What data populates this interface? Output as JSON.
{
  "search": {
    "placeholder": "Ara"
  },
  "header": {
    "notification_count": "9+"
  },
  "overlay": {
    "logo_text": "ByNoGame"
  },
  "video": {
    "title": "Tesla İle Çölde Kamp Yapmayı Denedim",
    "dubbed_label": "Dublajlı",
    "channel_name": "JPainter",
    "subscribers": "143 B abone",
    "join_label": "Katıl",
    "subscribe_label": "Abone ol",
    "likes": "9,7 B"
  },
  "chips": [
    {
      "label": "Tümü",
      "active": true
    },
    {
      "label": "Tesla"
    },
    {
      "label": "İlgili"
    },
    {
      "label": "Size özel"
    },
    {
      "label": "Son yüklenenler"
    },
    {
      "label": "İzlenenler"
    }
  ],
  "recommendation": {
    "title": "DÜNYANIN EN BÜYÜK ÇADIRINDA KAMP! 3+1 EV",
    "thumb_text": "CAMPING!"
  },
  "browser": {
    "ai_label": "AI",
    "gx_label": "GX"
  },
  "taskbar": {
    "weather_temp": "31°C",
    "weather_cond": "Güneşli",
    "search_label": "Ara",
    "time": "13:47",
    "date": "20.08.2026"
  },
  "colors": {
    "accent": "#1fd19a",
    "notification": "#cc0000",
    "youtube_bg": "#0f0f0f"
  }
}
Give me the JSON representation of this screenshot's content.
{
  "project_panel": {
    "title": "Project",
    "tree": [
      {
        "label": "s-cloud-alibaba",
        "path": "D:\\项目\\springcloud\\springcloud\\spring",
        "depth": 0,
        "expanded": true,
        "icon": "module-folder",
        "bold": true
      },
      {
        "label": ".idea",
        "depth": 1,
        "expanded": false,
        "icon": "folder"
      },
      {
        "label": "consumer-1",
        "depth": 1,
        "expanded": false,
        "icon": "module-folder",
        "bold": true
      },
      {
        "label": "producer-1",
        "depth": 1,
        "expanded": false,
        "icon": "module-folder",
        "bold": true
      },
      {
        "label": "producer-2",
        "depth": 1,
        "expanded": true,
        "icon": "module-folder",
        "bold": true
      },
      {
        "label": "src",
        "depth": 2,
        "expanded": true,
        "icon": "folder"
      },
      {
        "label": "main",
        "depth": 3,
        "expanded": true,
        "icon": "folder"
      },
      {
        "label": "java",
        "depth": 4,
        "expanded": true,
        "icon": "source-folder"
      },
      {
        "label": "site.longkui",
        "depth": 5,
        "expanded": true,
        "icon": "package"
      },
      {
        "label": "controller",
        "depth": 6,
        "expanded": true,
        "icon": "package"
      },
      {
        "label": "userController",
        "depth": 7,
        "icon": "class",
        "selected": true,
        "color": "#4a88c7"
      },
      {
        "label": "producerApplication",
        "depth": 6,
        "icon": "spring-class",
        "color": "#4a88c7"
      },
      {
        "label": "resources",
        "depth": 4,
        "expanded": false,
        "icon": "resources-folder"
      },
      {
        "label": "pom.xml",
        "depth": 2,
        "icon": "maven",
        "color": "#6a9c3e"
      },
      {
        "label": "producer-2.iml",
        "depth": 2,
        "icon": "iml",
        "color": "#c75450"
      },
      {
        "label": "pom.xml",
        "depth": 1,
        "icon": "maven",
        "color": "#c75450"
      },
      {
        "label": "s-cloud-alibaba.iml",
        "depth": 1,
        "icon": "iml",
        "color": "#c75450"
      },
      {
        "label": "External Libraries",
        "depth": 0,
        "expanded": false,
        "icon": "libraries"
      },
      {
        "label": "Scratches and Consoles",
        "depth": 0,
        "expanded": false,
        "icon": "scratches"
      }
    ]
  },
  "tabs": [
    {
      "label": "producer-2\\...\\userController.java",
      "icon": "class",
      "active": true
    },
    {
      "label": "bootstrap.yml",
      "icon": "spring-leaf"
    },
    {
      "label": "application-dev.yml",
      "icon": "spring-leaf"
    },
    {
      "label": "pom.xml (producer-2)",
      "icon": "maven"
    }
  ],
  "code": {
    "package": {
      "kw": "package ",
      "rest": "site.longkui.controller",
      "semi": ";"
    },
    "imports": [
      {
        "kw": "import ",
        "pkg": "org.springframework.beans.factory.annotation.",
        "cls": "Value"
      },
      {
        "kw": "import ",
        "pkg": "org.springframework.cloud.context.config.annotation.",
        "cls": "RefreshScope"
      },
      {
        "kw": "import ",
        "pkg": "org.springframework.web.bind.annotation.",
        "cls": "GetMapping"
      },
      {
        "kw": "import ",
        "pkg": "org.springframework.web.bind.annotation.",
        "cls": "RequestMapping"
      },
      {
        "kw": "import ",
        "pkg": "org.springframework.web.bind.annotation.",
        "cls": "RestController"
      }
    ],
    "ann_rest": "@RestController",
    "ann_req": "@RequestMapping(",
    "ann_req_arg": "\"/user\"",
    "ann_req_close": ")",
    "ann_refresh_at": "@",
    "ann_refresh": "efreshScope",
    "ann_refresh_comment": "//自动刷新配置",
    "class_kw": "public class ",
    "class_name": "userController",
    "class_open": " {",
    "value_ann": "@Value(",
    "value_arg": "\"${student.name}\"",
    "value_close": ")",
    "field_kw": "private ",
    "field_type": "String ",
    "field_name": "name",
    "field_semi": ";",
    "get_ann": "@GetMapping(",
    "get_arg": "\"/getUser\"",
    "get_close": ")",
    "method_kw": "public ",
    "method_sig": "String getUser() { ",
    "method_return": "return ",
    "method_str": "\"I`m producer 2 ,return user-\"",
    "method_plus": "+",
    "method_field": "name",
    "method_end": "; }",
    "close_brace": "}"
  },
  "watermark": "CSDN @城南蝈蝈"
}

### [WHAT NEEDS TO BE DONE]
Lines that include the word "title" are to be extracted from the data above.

### [ANSWER AREA]
    "title": "Tesla İle Çölde Kamp Yapmayı Denedim",
    "title": "DÜNYANIN EN BÜYÜK ÇADIRINDA KAMP! 3+1 EV",
    "title": "Project",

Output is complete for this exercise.